yMusic operate in a sort of netherworld between the two. They play classical music, but the composers whom they play are little known and therefore do not have a big draw on their own. But the group, too, is not well-known. They are not like Apocalyptica or Bond or Blake. Having individually become the go-to musicians for rock bands to hire whenever they want a bit of post-rocky-classical sound, their collective C.V. is long, including gigs with Björk, The National, Peter Gabriel, and Richard Reed Parry of Arcade Fire. As a group standing on their own legs, however, their reputation is somewhat more minor.
Establishing that reputation in the field must be an extraordinary challenge. Most of the pop music critics and classical music critics I’ve read have absolutely no interest in each other’s fields. The division between the two has always been sharp and though in the past thirty years the line has become somewhat blurrier, my experience is that pop music critics show little interest in the things I find most interesting in classical music, while classical music writers show virtually no real interest in new music, and “chamber” music even less.

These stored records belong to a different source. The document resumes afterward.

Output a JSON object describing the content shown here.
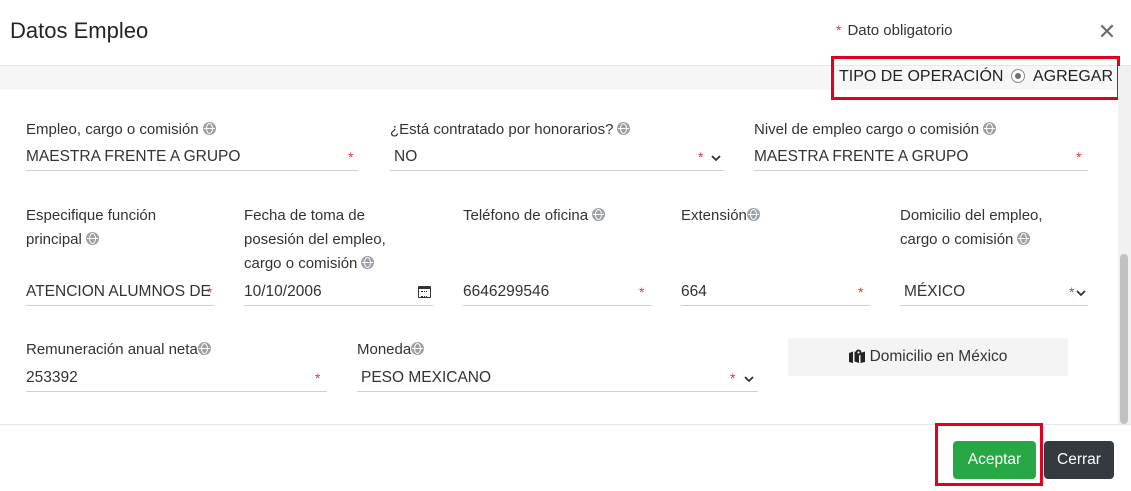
{
  "header": {
    "title": "Datos Empleo",
    "required_star": "*",
    "required_note": "Dato obligatorio",
    "close_glyph": "✕"
  },
  "operation": {
    "label": "TIPO DE OPERACIÓN",
    "value": "AGREGAR"
  },
  "fields": {
    "empleo": {
      "label": "Empleo, cargo o comisión",
      "value": "MAESTRA FRENTE A GRUPO"
    },
    "honorarios": {
      "label": "¿Está contratado por honorarios?",
      "value": "NO"
    },
    "nivel": {
      "label": "Nivel de empleo cargo o comisión",
      "value": "MAESTRA FRENTE A GRUPO"
    },
    "funcion": {
      "label_line1": "Especifique función",
      "label_line2": "principal",
      "value": "ATENCION ALUMNOS DE"
    },
    "fecha": {
      "label_line1": "Fecha de toma de",
      "label_line2": "posesión del empleo,",
      "label_line3": "cargo o comisión",
      "value": "10/10/2006"
    },
    "telefono": {
      "label": "Teléfono de oficina",
      "value": "6646299546"
    },
    "extension": {
      "label": "Extensión",
      "value": "664"
    },
    "domicilio": {
      "label_line1": "Domicilio del empleo,",
      "label_line2": "cargo o comisión",
      "value": "MÉXICO"
    },
    "remuneracion": {
      "label": "Remuneración anual neta",
      "value": "253392"
    },
    "moneda": {
      "label": "Moneda",
      "value": "PESO MEXICANO"
    }
  },
  "buttons": {
    "domicilio_mexico": "Domicilio en México",
    "accept": "Aceptar",
    "close": "Cerrar"
  },
  "colors": {
    "accent_green": "#28a745",
    "dark_button": "#343a40",
    "required_red": "#e8343b",
    "highlight_red": "#e0001f"
  }
}
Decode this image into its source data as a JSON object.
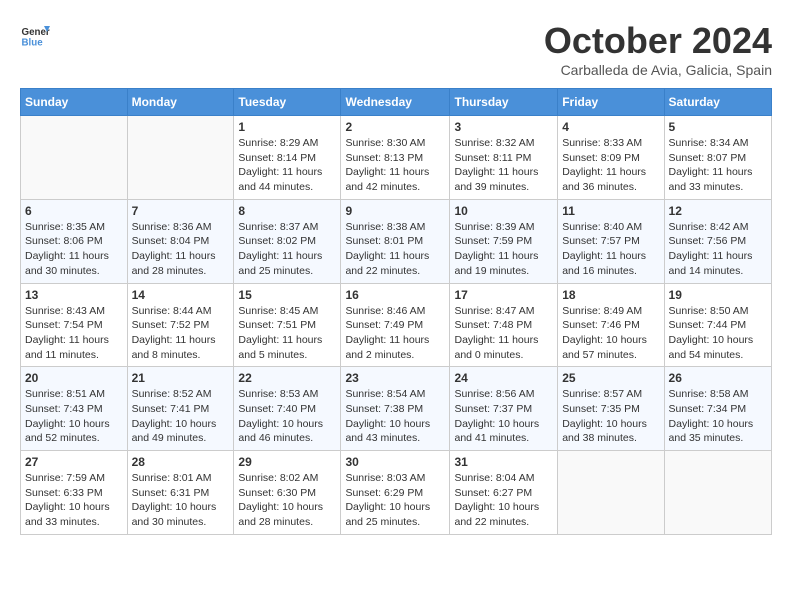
{
  "logo": {
    "line1": "General",
    "line2": "Blue"
  },
  "title": "October 2024",
  "location": "Carballeda de Avia, Galicia, Spain",
  "weekdays": [
    "Sunday",
    "Monday",
    "Tuesday",
    "Wednesday",
    "Thursday",
    "Friday",
    "Saturday"
  ],
  "weeks": [
    [
      {
        "day": "",
        "info": ""
      },
      {
        "day": "",
        "info": ""
      },
      {
        "day": "1",
        "sunrise": "8:29 AM",
        "sunset": "8:14 PM",
        "daylight": "11 hours and 44 minutes."
      },
      {
        "day": "2",
        "sunrise": "8:30 AM",
        "sunset": "8:13 PM",
        "daylight": "11 hours and 42 minutes."
      },
      {
        "day": "3",
        "sunrise": "8:32 AM",
        "sunset": "8:11 PM",
        "daylight": "11 hours and 39 minutes."
      },
      {
        "day": "4",
        "sunrise": "8:33 AM",
        "sunset": "8:09 PM",
        "daylight": "11 hours and 36 minutes."
      },
      {
        "day": "5",
        "sunrise": "8:34 AM",
        "sunset": "8:07 PM",
        "daylight": "11 hours and 33 minutes."
      }
    ],
    [
      {
        "day": "6",
        "sunrise": "8:35 AM",
        "sunset": "8:06 PM",
        "daylight": "11 hours and 30 minutes."
      },
      {
        "day": "7",
        "sunrise": "8:36 AM",
        "sunset": "8:04 PM",
        "daylight": "11 hours and 28 minutes."
      },
      {
        "day": "8",
        "sunrise": "8:37 AM",
        "sunset": "8:02 PM",
        "daylight": "11 hours and 25 minutes."
      },
      {
        "day": "9",
        "sunrise": "8:38 AM",
        "sunset": "8:01 PM",
        "daylight": "11 hours and 22 minutes."
      },
      {
        "day": "10",
        "sunrise": "8:39 AM",
        "sunset": "7:59 PM",
        "daylight": "11 hours and 19 minutes."
      },
      {
        "day": "11",
        "sunrise": "8:40 AM",
        "sunset": "7:57 PM",
        "daylight": "11 hours and 16 minutes."
      },
      {
        "day": "12",
        "sunrise": "8:42 AM",
        "sunset": "7:56 PM",
        "daylight": "11 hours and 14 minutes."
      }
    ],
    [
      {
        "day": "13",
        "sunrise": "8:43 AM",
        "sunset": "7:54 PM",
        "daylight": "11 hours and 11 minutes."
      },
      {
        "day": "14",
        "sunrise": "8:44 AM",
        "sunset": "7:52 PM",
        "daylight": "11 hours and 8 minutes."
      },
      {
        "day": "15",
        "sunrise": "8:45 AM",
        "sunset": "7:51 PM",
        "daylight": "11 hours and 5 minutes."
      },
      {
        "day": "16",
        "sunrise": "8:46 AM",
        "sunset": "7:49 PM",
        "daylight": "11 hours and 2 minutes."
      },
      {
        "day": "17",
        "sunrise": "8:47 AM",
        "sunset": "7:48 PM",
        "daylight": "11 hours and 0 minutes."
      },
      {
        "day": "18",
        "sunrise": "8:49 AM",
        "sunset": "7:46 PM",
        "daylight": "10 hours and 57 minutes."
      },
      {
        "day": "19",
        "sunrise": "8:50 AM",
        "sunset": "7:44 PM",
        "daylight": "10 hours and 54 minutes."
      }
    ],
    [
      {
        "day": "20",
        "sunrise": "8:51 AM",
        "sunset": "7:43 PM",
        "daylight": "10 hours and 52 minutes."
      },
      {
        "day": "21",
        "sunrise": "8:52 AM",
        "sunset": "7:41 PM",
        "daylight": "10 hours and 49 minutes."
      },
      {
        "day": "22",
        "sunrise": "8:53 AM",
        "sunset": "7:40 PM",
        "daylight": "10 hours and 46 minutes."
      },
      {
        "day": "23",
        "sunrise": "8:54 AM",
        "sunset": "7:38 PM",
        "daylight": "10 hours and 43 minutes."
      },
      {
        "day": "24",
        "sunrise": "8:56 AM",
        "sunset": "7:37 PM",
        "daylight": "10 hours and 41 minutes."
      },
      {
        "day": "25",
        "sunrise": "8:57 AM",
        "sunset": "7:35 PM",
        "daylight": "10 hours and 38 minutes."
      },
      {
        "day": "26",
        "sunrise": "8:58 AM",
        "sunset": "7:34 PM",
        "daylight": "10 hours and 35 minutes."
      }
    ],
    [
      {
        "day": "27",
        "sunrise": "7:59 AM",
        "sunset": "6:33 PM",
        "daylight": "10 hours and 33 minutes."
      },
      {
        "day": "28",
        "sunrise": "8:01 AM",
        "sunset": "6:31 PM",
        "daylight": "10 hours and 30 minutes."
      },
      {
        "day": "29",
        "sunrise": "8:02 AM",
        "sunset": "6:30 PM",
        "daylight": "10 hours and 28 minutes."
      },
      {
        "day": "30",
        "sunrise": "8:03 AM",
        "sunset": "6:29 PM",
        "daylight": "10 hours and 25 minutes."
      },
      {
        "day": "31",
        "sunrise": "8:04 AM",
        "sunset": "6:27 PM",
        "daylight": "10 hours and 22 minutes."
      },
      {
        "day": "",
        "info": ""
      },
      {
        "day": "",
        "info": ""
      }
    ]
  ]
}
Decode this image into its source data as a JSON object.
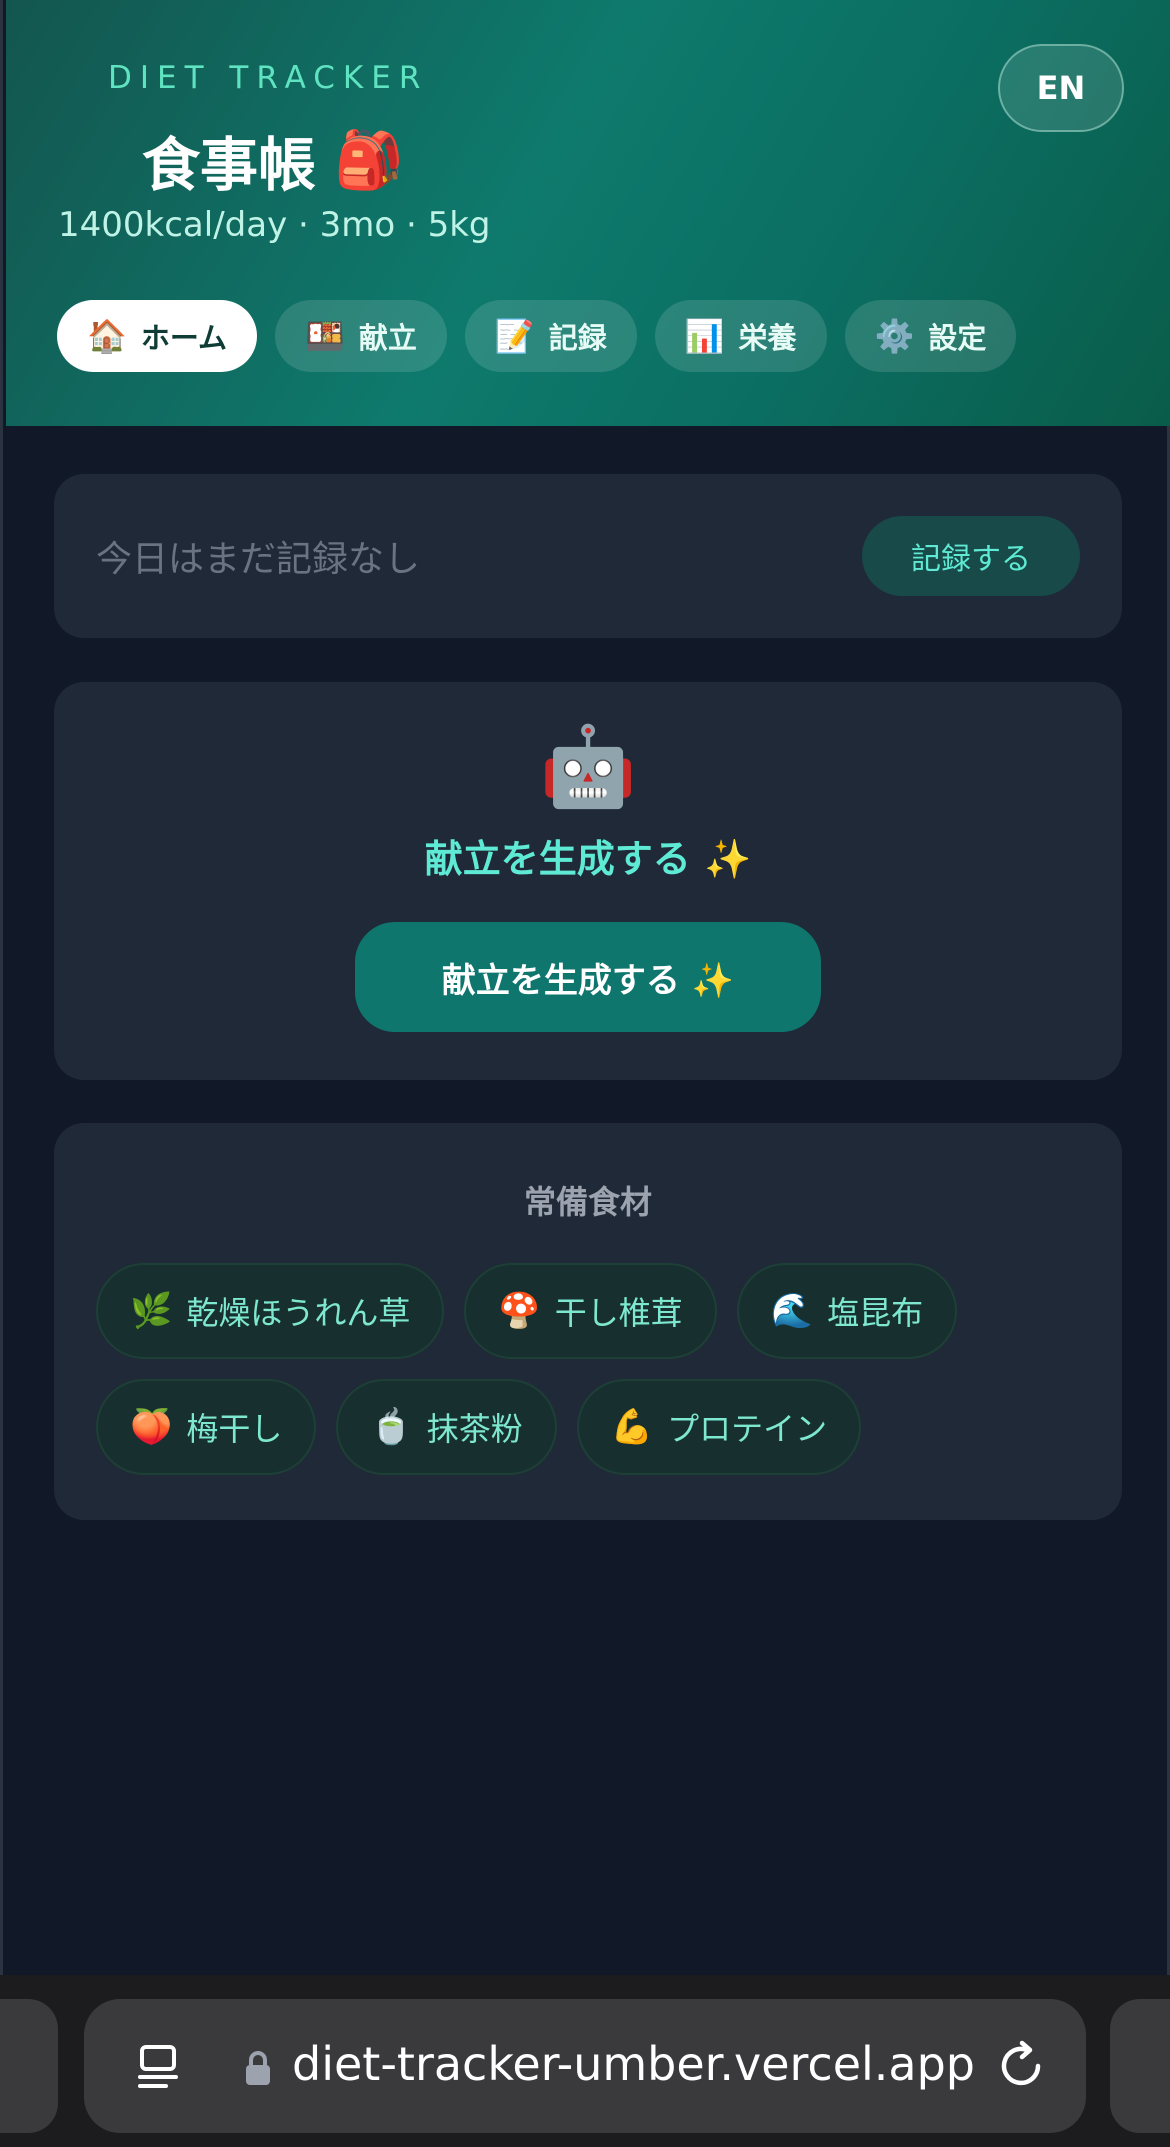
{
  "header": {
    "brand_sub": "DIET TRACKER",
    "title": "食事帳",
    "title_emoji": "🎒",
    "meta": "1400kcal/day · 3mo · 5kg",
    "lang_label": "EN"
  },
  "nav": {
    "tabs": [
      {
        "emoji": "🏠",
        "label": "ホーム",
        "active": true
      },
      {
        "emoji": "🍱",
        "label": "献立",
        "active": false
      },
      {
        "emoji": "📝",
        "label": "記録",
        "active": false
      },
      {
        "emoji": "📊",
        "label": "栄養",
        "active": false
      },
      {
        "emoji": "⚙️",
        "label": "設定",
        "active": false
      }
    ]
  },
  "status_card": {
    "text": "今日はまだ記録なし",
    "button_label": "記録する"
  },
  "ai_card": {
    "icon": "🤖",
    "title": "献立を生成する ✨",
    "button_label": "献立を生成する ✨"
  },
  "pantry": {
    "title": "常備食材",
    "items": [
      {
        "emoji": "🌿",
        "label": "乾燥ほうれん草"
      },
      {
        "emoji": "🍄",
        "label": "干し椎茸"
      },
      {
        "emoji": "🌊",
        "label": "塩昆布"
      },
      {
        "emoji": "🍑",
        "label": "梅干し"
      },
      {
        "emoji": "🍵",
        "label": "抹茶粉"
      },
      {
        "emoji": "💪",
        "label": "プロテイン"
      }
    ]
  },
  "browser": {
    "url": "diet-tracker-umber.vercel.app"
  },
  "colors": {
    "accent": "#5eead4",
    "primary_button": "#0f766e",
    "background": "#111827",
    "card": "#1f2937"
  }
}
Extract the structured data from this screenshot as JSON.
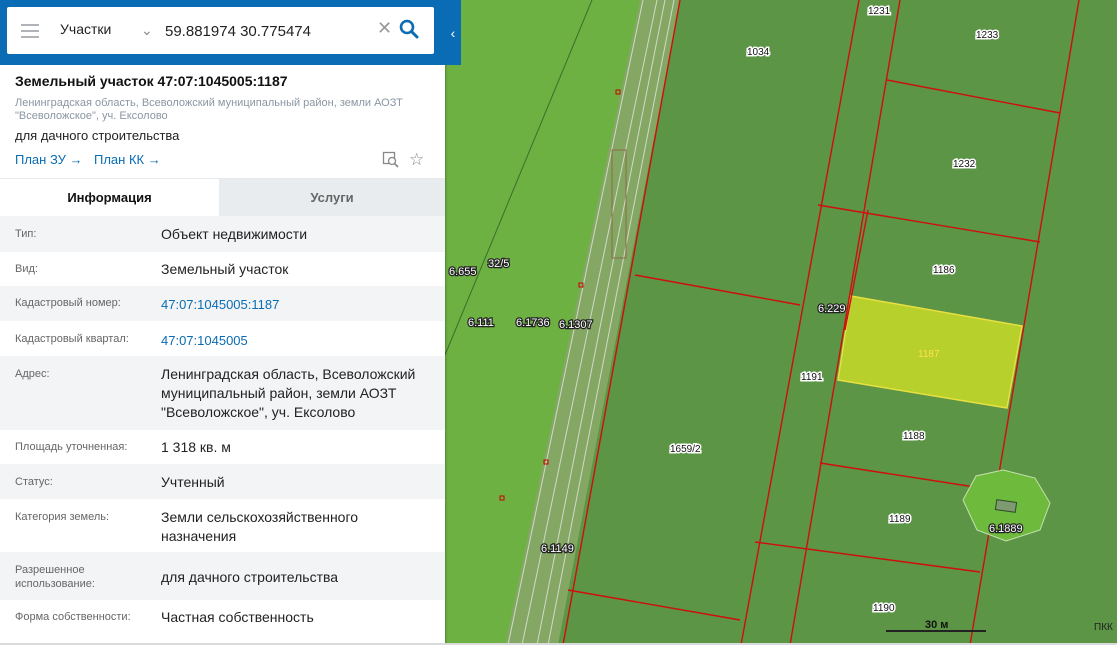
{
  "search": {
    "category": "Участки",
    "query": "59.881974 30.775474",
    "clear_icon": "close-icon",
    "search_icon": "magnifier-icon"
  },
  "parcel": {
    "title": "Земельный участок 47:07:1045005:1187",
    "address_header": "Ленинградская область, Всеволожский муниципальный район, земли АОЗТ \"Всеволожское\", уч. Ексолово",
    "purpose": "для дачного строительства",
    "link_plan_zu": "План ЗУ →",
    "link_plan_kk": "План КК →"
  },
  "tabs": {
    "info": "Информация",
    "services": "Услуги"
  },
  "info_rows": [
    {
      "label": "Тип:",
      "value": "Объект недвижимости"
    },
    {
      "label": "Вид:",
      "value": "Земельный участок"
    },
    {
      "label": "Кадастровый номер:",
      "value": "47:07:1045005:1187"
    },
    {
      "label": "Кадастровый квартал:",
      "value": "47:07:1045005"
    },
    {
      "label": "Адрес:",
      "value": "Ленинградская область, Всеволожский муниципальный район, земли АОЗТ \"Всеволожское\", уч. Ексолово"
    },
    {
      "label": "Площадь уточненная:",
      "value": "1 318 кв. м"
    },
    {
      "label": "Статус:",
      "value": "Учтенный"
    },
    {
      "label": "Категория земель:",
      "value": "Земли сельскохозяйственного назначения"
    },
    {
      "label": "Разрешенное использование:",
      "value": "для дачного строительства"
    },
    {
      "label": "Форма собственности:",
      "value": "Частная собственность"
    }
  ],
  "map": {
    "plot_labels": [
      "1231",
      "1233",
      "1034",
      "1232",
      "1186",
      "1187",
      "1191",
      "1188",
      "1189",
      "1190",
      "1659/2"
    ],
    "zone_labels": [
      "32/5",
      "6.655",
      "6.111",
      "6.1736",
      "6.1307",
      "6.229",
      "6.1149",
      "6.1889"
    ],
    "scale_label": "30 м",
    "attribution": "ПКК",
    "colors": {
      "land": "#6eb143",
      "parcels": "#5b9545",
      "selected": "#b7d02c",
      "boundary": "#d10d0d"
    }
  }
}
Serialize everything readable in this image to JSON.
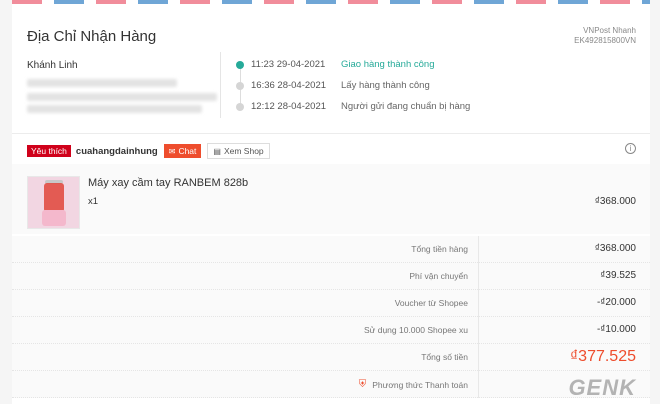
{
  "address": {
    "title": "Địa Chỉ Nhận Hàng",
    "recipient": "Khánh Linh"
  },
  "carrier": {
    "name": "VNPost Nhanh",
    "tracking": "EK492815800VN"
  },
  "timeline": [
    {
      "time": "11:23 29-04-2021",
      "status": "Giao hàng thành công"
    },
    {
      "time": "16:36 28-04-2021",
      "status": "Lấy hàng thành công"
    },
    {
      "time": "12:12 28-04-2021",
      "status": "Người gửi đang chuẩn bị hàng"
    }
  ],
  "shop": {
    "badge": "Yêu thích",
    "name": "cuahangdainhung",
    "chat_label": "Chat",
    "view_shop_label": "Xem Shop"
  },
  "product": {
    "name": "Máy xay cầm tay RANBEM 828b",
    "qty": "x1",
    "price": "₫368.000"
  },
  "summary": [
    {
      "label": "Tổng tiền hàng",
      "value": "₫368.000"
    },
    {
      "label": "Phí vận chuyển",
      "value": "₫39.525"
    },
    {
      "label": "Voucher từ Shopee",
      "value": "-₫20.000"
    },
    {
      "label": "Sử dụng 10.000 Shopee xu",
      "value": "-₫10.000"
    },
    {
      "label": "Tổng số tiền",
      "value": "₫377.525"
    },
    {
      "label": "Phương thức Thanh toán",
      "value": ""
    }
  ],
  "watermark": "GENK",
  "colors": {
    "accent": "#ee4d2d",
    "success": "#26aa99",
    "badge": "#d0011b"
  },
  "icons": {
    "info": "info-circle-icon",
    "chat": "chat-icon",
    "shop": "store-icon",
    "payment": "shield-icon"
  }
}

So it is no surprise to attend yMusic’s concert last Sunday with a sparse crowd. Depressing, but not surprising.
On the hopeful side, it was largely a young crowd. I talked with several people who had come all the way from Spokane and Portland. That takes some devotion. The musicians, I think, rewarded that devotion. The sextet’s music was as smooth as it is on record for the most part, and they were in much better form than when I heard them in San Diego.
Opening with the title track from their Beautiful Mechanical album was a good move. The piece itself contains much of the spirit of the band. A rock music listener can listen to it and think, “Ah, this sounds like a pretty good acoustic version of a post-rock piece.” A classical music listener can listen to it and think, “Ah, this sounds like a pretty good post-minimalist piece, a little like Steve Reich or Christine Southworth.” A regular listener of all kinds of music might go into a reverie of just how much post-rock and modern “indie music” (that useless phrase) have drawn from Terry Riley by way of The Who and 70s progressive rock. In short, it’s a good gateway into the world of yMusic.
Throughout the evening, the group balanced their interest in more purely classical pieces with pieces that occupy some space in between classical composition and modern songwriting. Or, to sound more like Spin magazine, the trippy alternates with the simple, man. I truly enjoyed Andrew Norman’s beautiful composition, Music in Circles and Mark Danciger’s Everness. Both pieces are excellent showcases for the group’s marvelous sense of breath and space. In a lighter vein was Gabriel Kahane’s Without A Frame, but just as enjoyable with its interplay between Rob Moose’s guitar and C.J. Camerieri’s trumpet. Mr. Moose’s arrangement of two Sufjan Stevens “years”–Year of the Dragon and Year of the Horse made the influence explicit, if any member of the audience had doubted it. The delicate and rhythmic composition by Judd Greenstein, Clearing, Dawn, Dance also pleased the crowd.
It was a very fine show, and one that deserved far more attention that it received. At intermission I started wondering why I hear so little about yMusic not just in the local press but in the classical press in general. And that led me to think about an obvious analogy for their work: that of the Kronos Quartet.
Had the Kronos only done only anthology albums, featuring multiple works by different composers, like their eponymous 1986 album or Winter Was Hard, I suspect they’d never have become the phenomenon they did. Much of their fame comes from their alliance with individual composers that other “classical” groups wouldn’t touch either because they were too “avant garde” or simply not considered worthy of classical music: Terry Riley, Bill Evans, Osvaldo Golijov, Steve Reich, Astor Piazzolla, Kevin Volans.
yMusic has not yet found that alliance–at least not on record. I should like to see them find songwriters and composers for whom their clear and catholic style would be an even match, composers who will champion their style, and whose work they would champion in return. Early Kronos recordings, after all, were directly written for them by composers. I think yMusic would serve themselves and contemporary composers more readily to consider something similar, at least once in awhile.
Kronos’s founder David Harrington once said that he wanted the quartet “to be vital, and energetic, and alive, and cool, and not afraid to kick ass and be absolutely beautiful and ugly if it has to be.” The musicians of yMusic clearly feel the same way. Watching them find a path toward their bright future as one of the premier classical chamber groups promises to be just as interesting as the early days of the the Kronos.